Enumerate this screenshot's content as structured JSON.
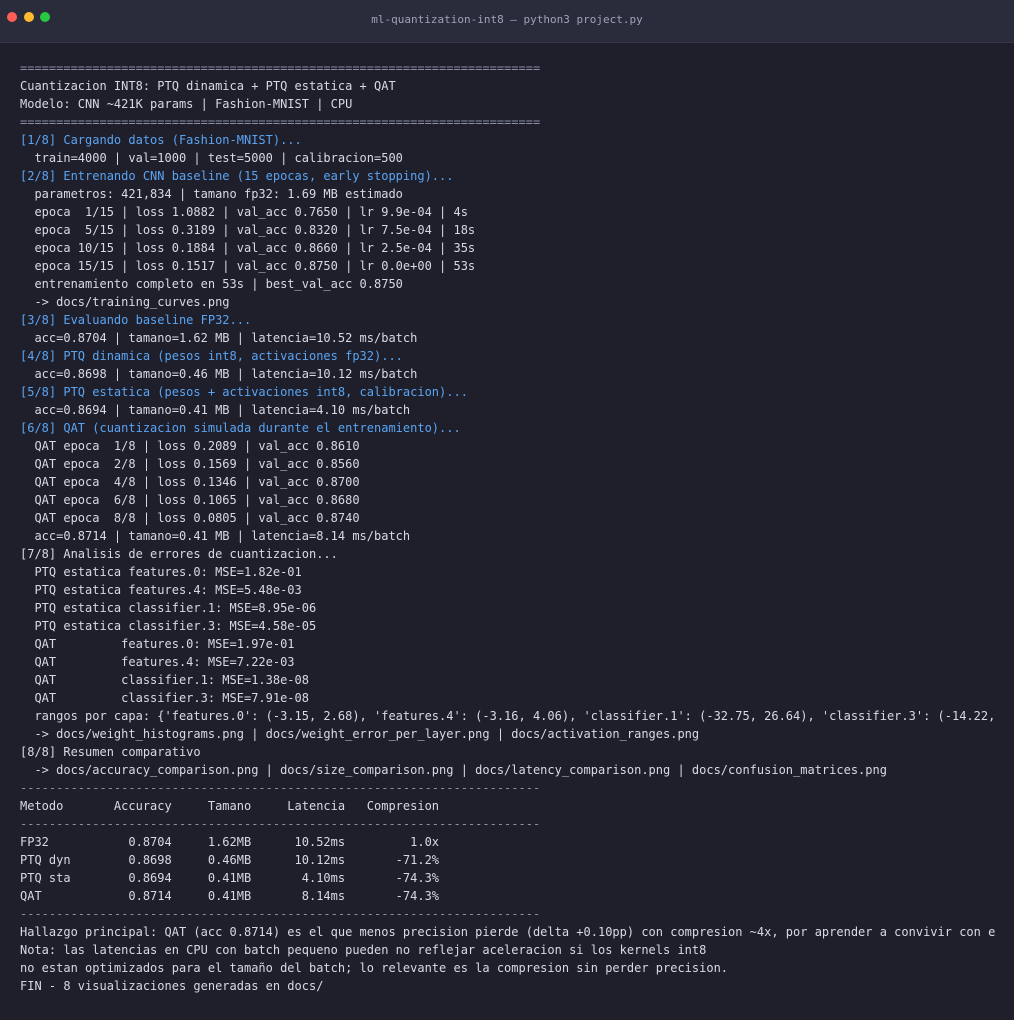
{
  "window": {
    "title": "ml-quantization-int8 — python3 project.py",
    "controls": [
      "close",
      "minimize",
      "maximize"
    ]
  },
  "colors": {
    "background": "#1e1f2b",
    "titlebar": "#2a2c3c",
    "text": "#d7dae6",
    "step_highlight": "#5ba4f2",
    "close": "#ff5f57",
    "minimize": "#febc2e",
    "maximize": "#28c840"
  },
  "terminal": {
    "lines": [
      "========================================================================",
      "Cuantizacion INT8: PTQ dinamica + PTQ estatica + QAT",
      "Modelo: CNN ~421K params | Fashion-MNIST | CPU",
      "========================================================================",
      "[1/8] Cargando datos (Fashion-MNIST)...",
      "  train=4000 | val=1000 | test=5000 | calibracion=500",
      "[2/8] Entrenando CNN baseline (15 epocas, early stopping)...",
      "  parametros: 421,834 | tamano fp32: 1.69 MB estimado",
      "  epoca  1/15 | loss 1.0882 | val_acc 0.7650 | lr 9.9e-04 | 4s",
      "  epoca  5/15 | loss 0.3189 | val_acc 0.8320 | lr 7.5e-04 | 18s",
      "  epoca 10/15 | loss 0.1884 | val_acc 0.8660 | lr 2.5e-04 | 35s",
      "  epoca 15/15 | loss 0.1517 | val_acc 0.8750 | lr 0.0e+00 | 53s",
      "  entrenamiento completo en 53s | best_val_acc 0.8750",
      "  -> docs/training_curves.png",
      "[3/8] Evaluando baseline FP32...",
      "  acc=0.8704 | tamano=1.62 MB | latencia=10.52 ms/batch",
      "[4/8] PTQ dinamica (pesos int8, activaciones fp32)...",
      "  acc=0.8698 | tamano=0.46 MB | latencia=10.12 ms/batch",
      "[5/8] PTQ estatica (pesos + activaciones int8, calibracion)...",
      "  acc=0.8694 | tamano=0.41 MB | latencia=4.10 ms/batch",
      "[6/8] QAT (cuantizacion simulada durante el entrenamiento)...",
      "  QAT epoca  1/8 | loss 0.2089 | val_acc 0.8610",
      "  QAT epoca  2/8 | loss 0.1569 | val_acc 0.8560",
      "  QAT epoca  4/8 | loss 0.1346 | val_acc 0.8700",
      "  QAT epoca  6/8 | loss 0.1065 | val_acc 0.8680",
      "  QAT epoca  8/8 | loss 0.0805 | val_acc 0.8740",
      "  acc=0.8714 | tamano=0.41 MB | latencia=8.14 ms/batch",
      "[7/8] Analisis de errores de cuantizacion...",
      "  PTQ estatica features.0: MSE=1.82e-01",
      "  PTQ estatica features.4: MSE=5.48e-03",
      "  PTQ estatica classifier.1: MSE=8.95e-06",
      "  PTQ estatica classifier.3: MSE=4.58e-05",
      "  QAT         features.0: MSE=1.97e-01",
      "  QAT         features.4: MSE=7.22e-03",
      "  QAT         classifier.1: MSE=1.38e-08",
      "  QAT         classifier.3: MSE=7.91e-08",
      "  rangos por capa: {'features.0': (-3.15, 2.68), 'features.4': (-3.16, 4.06), 'classifier.1': (-32.75, 26.64), 'classifier.3': (-14.22,",
      "  -> docs/weight_histograms.png | docs/weight_error_per_layer.png | docs/activation_ranges.png",
      "[8/8] Resumen comparativo",
      "  -> docs/accuracy_comparison.png | docs/size_comparison.png | docs/latency_comparison.png | docs/confusion_matrices.png",
      "------------------------------------------------------------------------",
      "Metodo       Accuracy     Tamano     Latencia   Compresion",
      "------------------------------------------------------------------------",
      "FP32           0.8704     1.62MB      10.52ms         1.0x",
      "PTQ dyn        0.8698     0.46MB      10.12ms       -71.2%",
      "PTQ sta        0.8694     0.41MB       4.10ms       -74.3%",
      "QAT            0.8714     0.41MB       8.14ms       -74.3%",
      "------------------------------------------------------------------------",
      "Hallazgo principal: QAT (acc 0.8714) es el que menos precision pierde (delta +0.10pp) con compresion ~4x, por aprender a convivir con e",
      "Nota: las latencias en CPU con batch pequeno pueden no reflejar aceleracion si los kernels int8",
      "no estan optimizados para el tamaño del batch; lo relevante es la compresion sin perder precision.",
      "FIN - 8 visualizaciones generadas en docs/"
    ]
  }
}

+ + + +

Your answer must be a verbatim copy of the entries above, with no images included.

### Expected answer
Enumerate this screenshot's content as structured JSON.
{
  "window": {
    "title": "ml-quantization-int8 — python3 project.py",
    "controls": [
      "close",
      "minimize",
      "maximize"
    ]
  },
  "colors": {
    "background": "#1e1f2b",
    "titlebar": "#2a2c3c",
    "text": "#d7dae6",
    "step_highlight": "#5ba4f2",
    "close": "#ff5f57",
    "minimize": "#febc2e",
    "maximize": "#28c840"
  },
  "terminal": {
    "lines": [
      "========================================================================",
      "Cuantizacion INT8: PTQ dinamica + PTQ estatica + QAT",
      "Modelo: CNN ~421K params | Fashion-MNIST | CPU",
      "========================================================================",
      "[1/8] Cargando datos (Fashion-MNIST)...",
      "  train=4000 | val=1000 | test=5000 | calibracion=500",
      "[2/8] Entrenando CNN baseline (15 epocas, early stopping)...",
      "  parametros: 421,834 | tamano fp32: 1.69 MB estimado",
      "  epoca  1/15 | loss 1.0882 | val_acc 0.7650 | lr 9.9e-04 | 4s",
      "  epoca  5/15 | loss 0.3189 | val_acc 0.8320 | lr 7.5e-04 | 18s",
      "  epoca 10/15 | loss 0.1884 | val_acc 0.8660 | lr 2.5e-04 | 35s",
      "  epoca 15/15 | loss 0.1517 | val_acc 0.8750 | lr 0.0e+00 | 53s",
      "  entrenamiento completo en 53s | best_val_acc 0.8750",
      "  -> docs/training_curves.png",
      "[3/8] Evaluando baseline FP32...",
      "  acc=0.8704 | tamano=1.62 MB | latencia=10.52 ms/batch",
      "[4/8] PTQ dinamica (pesos int8, activaciones fp32)...",
      "  acc=0.8698 | tamano=0.46 MB | latencia=10.12 ms/batch",
      "[5/8] PTQ estatica (pesos + activaciones int8, calibracion)...",
      "  acc=0.8694 | tamano=0.41 MB | latencia=4.10 ms/batch",
      "[6/8] QAT (cuantizacion simulada durante el entrenamiento)...",
      "  QAT epoca  1/8 | loss 0.2089 | val_acc 0.8610",
      "  QAT epoca  2/8 | loss 0.1569 | val_acc 0.8560",
      "  QAT epoca  4/8 | loss 0.1346 | val_acc 0.8700",
      "  QAT epoca  6/8 | loss 0.1065 | val_acc 0.8680",
      "  QAT epoca  8/8 | loss 0.0805 | val_acc 0.8740",
      "  acc=0.8714 | tamano=0.41 MB | latencia=8.14 ms/batch",
      "[7/8] Analisis de errores de cuantizacion...",
      "  PTQ estatica features.0: MSE=1.82e-01",
      "  PTQ estatica features.4: MSE=5.48e-03",
      "  PTQ estatica classifier.1: MSE=8.95e-06",
      "  PTQ estatica classifier.3: MSE=4.58e-05",
      "  QAT         features.0: MSE=1.97e-01",
      "  QAT         features.4: MSE=7.22e-03",
      "  QAT         classifier.1: MSE=1.38e-08",
      "  QAT         classifier.3: MSE=7.91e-08",
      "  rangos por capa: {'features.0': (-3.15, 2.68), 'features.4': (-3.16, 4.06), 'classifier.1': (-32.75, 26.64), 'classifier.3': (-14.22,",
      "  -> docs/weight_histograms.png | docs/weight_error_per_layer.png | docs/activation_ranges.png",
      "[8/8] Resumen comparativo",
      "  -> docs/accuracy_comparison.png | docs/size_comparison.png | docs/latency_comparison.png | docs/confusion_matrices.png",
      "------------------------------------------------------------------------",
      "Metodo       Accuracy     Tamano     Latencia   Compresion",
      "------------------------------------------------------------------------",
      "FP32           0.8704     1.62MB      10.52ms         1.0x",
      "PTQ dyn        0.8698     0.46MB      10.12ms       -71.2%",
      "PTQ sta        0.8694     0.41MB       4.10ms       -74.3%",
      "QAT            0.8714     0.41MB       8.14ms       -74.3%",
      "------------------------------------------------------------------------",
      "Hallazgo principal: QAT (acc 0.8714) es el que menos precision pierde (delta +0.10pp) con compresion ~4x, por aprender a convivir con e",
      "Nota: las latencias en CPU con batch pequeno pueden no reflejar aceleracion si los kernels int8",
      "no estan optimizados para el tamaño del batch; lo relevante es la compresion sin perder precision.",
      "FIN - 8 visualizaciones generadas en docs/"
    ]
  }
}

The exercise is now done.